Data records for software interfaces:
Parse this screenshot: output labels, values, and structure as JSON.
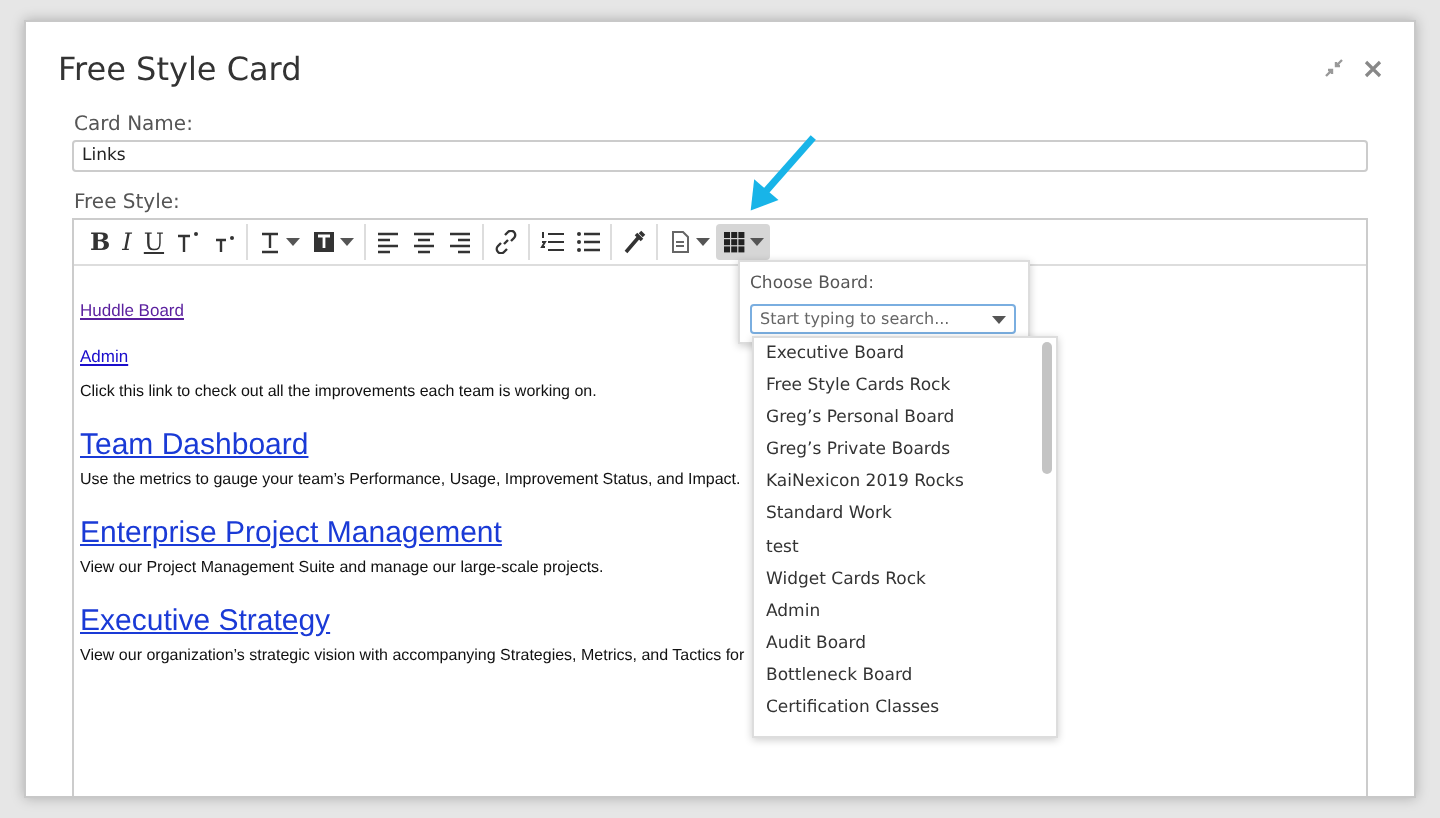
{
  "window": {
    "title": "Free Style Card"
  },
  "card_name": {
    "label": "Card Name:",
    "value": "Links"
  },
  "free_style": {
    "label": "Free Style:"
  },
  "toolbar": {
    "groups": [
      [
        {
          "kind": "bold",
          "label": "B",
          "has_menu": false,
          "selected": false
        },
        {
          "kind": "italic",
          "label": "I",
          "has_menu": false,
          "selected": false
        },
        {
          "kind": "underline",
          "label": "U",
          "has_menu": false,
          "selected": false
        },
        {
          "kind": "superscript",
          "has_menu": false,
          "selected": false
        },
        {
          "kind": "subscript",
          "has_menu": false,
          "selected": false
        }
      ],
      [
        {
          "kind": "textcolor",
          "has_menu": true,
          "selected": false
        },
        {
          "kind": "highlight",
          "has_menu": true,
          "selected": false
        }
      ],
      [
        {
          "kind": "alignleft",
          "has_menu": false,
          "selected": false
        },
        {
          "kind": "aligncenter",
          "has_menu": false,
          "selected": false
        },
        {
          "kind": "alignright",
          "has_menu": false,
          "selected": false
        }
      ],
      [
        {
          "kind": "link",
          "has_menu": false,
          "selected": false
        }
      ],
      [
        {
          "kind": "orderedlist",
          "has_menu": false,
          "selected": false
        },
        {
          "kind": "bulletlist",
          "has_menu": false,
          "selected": false
        }
      ],
      [
        {
          "kind": "clear",
          "has_menu": false,
          "selected": false
        }
      ],
      [
        {
          "kind": "template",
          "has_menu": true,
          "selected": false
        },
        {
          "kind": "board",
          "has_menu": true,
          "selected": true
        }
      ]
    ]
  },
  "content": [
    {
      "kind": "link",
      "text": "Huddle Board",
      "visited": true
    },
    {
      "kind": "link",
      "text": "Admin",
      "visited": false
    },
    {
      "kind": "text",
      "text": "Click this link to check out all the improvements each team is working on."
    },
    {
      "kind": "heading",
      "text": "Team Dashboard"
    },
    {
      "kind": "text",
      "text": "Use the metrics to gauge your team’s Performance, Usage, Improvement Status, and Impact."
    },
    {
      "kind": "heading",
      "text": "Enterprise Project Management"
    },
    {
      "kind": "text",
      "text": "View our Project Management Suite and manage our large-scale projects."
    },
    {
      "kind": "heading",
      "text": "Executive Strategy"
    },
    {
      "kind": "text",
      "text": "View our organization’s strategic vision with accompanying Strategies, Metrics, and Tactics for"
    }
  ],
  "board_picker": {
    "label": "Choose Board:",
    "placeholder": "Start typing to search...",
    "options": [
      "Executive Board",
      "Free Style Cards Rock",
      "Greg’s Personal Board",
      "Greg’s Private Boards",
      "KaiNexicon 2019 Rocks",
      "Standard Work",
      "test",
      "Widget Cards Rock",
      "Admin",
      "Audit Board",
      "Bottleneck Board",
      "Certification Classes"
    ]
  }
}
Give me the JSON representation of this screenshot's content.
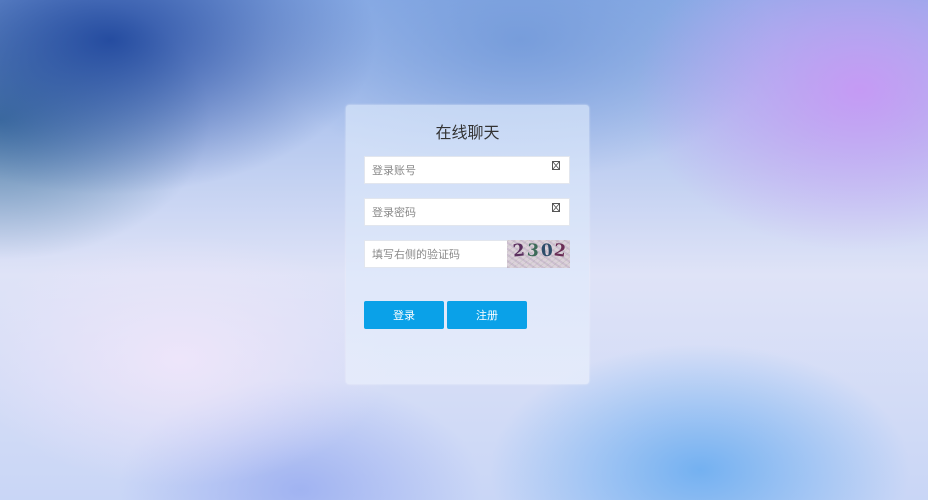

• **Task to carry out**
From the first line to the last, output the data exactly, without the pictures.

• **Answer to this exercise**
Parse this screenshot: output labels, values, and structure as JSON.
{
  "window": {
    "title": "Free Style Card"
  },
  "card_name": {
    "label": "Card Name:",
    "value": "Links"
  },
  "free_style": {
    "label": "Free Style:"
  },
  "toolbar": {
    "groups": [
      [
        {
          "kind": "bold",
          "label": "B",
          "has_menu": false,
          "selected": false
        },
        {
          "kind": "italic",
          "label": "I",
          "has_menu": false,
          "selected": false
        },
        {
          "kind": "underline",
          "label": "U",
          "has_menu": false,
          "selected": false
        },
        {
          "kind": "superscript",
          "has_menu": false,
          "selected": false
        },
        {
          "kind": "subscript",
          "has_menu": false,
          "selected": false
        }
      ],
      [
        {
          "kind": "textcolor",
          "has_menu": true,
          "selected": false
        },
        {
          "kind": "highlight",
          "has_menu": true,
          "selected": false
        }
      ],
      [
        {
          "kind": "alignleft",
          "has_menu": false,
          "selected": false
        },
        {
          "kind": "aligncenter",
          "has_menu": false,
          "selected": false
        },
        {
          "kind": "alignright",
          "has_menu": false,
          "selected": false
        }
      ],
      [
        {
          "kind": "link",
          "has_menu": false,
          "selected": false
        }
      ],
      [
        {
          "kind": "orderedlist",
          "has_menu": false,
          "selected": false
        },
        {
          "kind": "bulletlist",
          "has_menu": false,
          "selected": false
        }
      ],
      [
        {
          "kind": "clear",
          "has_menu": false,
          "selected": false
        }
      ],
      [
        {
          "kind": "template",
          "has_menu": true,
          "selected": false
        },
        {
          "kind": "board",
          "has_menu": true,
          "selected": true
        }
      ]
    ]
  },
  "content": [
    {
      "kind": "link",
      "text": "Huddle Board",
      "visited": true
    },
    {
      "kind": "link",
      "text": "Admin",
      "visited": false
    },
    {
      "kind": "text",
      "text": "Click this link to check out all the improvements each team is working on."
    },
    {
      "kind": "heading",
      "text": "Team Dashboard"
    },
    {
      "kind": "text",
      "text": "Use the metrics to gauge your team’s Performance, Usage, Improvement Status, and Impact."
    },
    {
      "kind": "heading",
      "text": "Enterprise Project Management"
    },
    {
      "kind": "text",
      "text": "View our Project Management Suite and manage our large-scale projects."
    },
    {
      "kind": "heading",
      "text": "Executive Strategy"
    },
    {
      "kind": "text",
      "text": "View our organization’s strategic vision with accompanying Strategies, Metrics, and Tactics for"
    }
  ],
  "board_picker": {
    "label": "Choose Board:",
    "placeholder": "Start typing to search...",
    "options": [
      "Executive Board",
      "Free Style Cards Rock",
      "Greg’s Personal Board",
      "Greg’s Private Boards",
      "KaiNexicon 2019 Rocks",
      "Standard Work",
      "test",
      "Widget Cards Rock",
      "Admin",
      "Audit Board",
      "Bottleneck Board",
      "Certification Classes"
    ]
  }
}
Give me the JSON representation of this screenshot's content.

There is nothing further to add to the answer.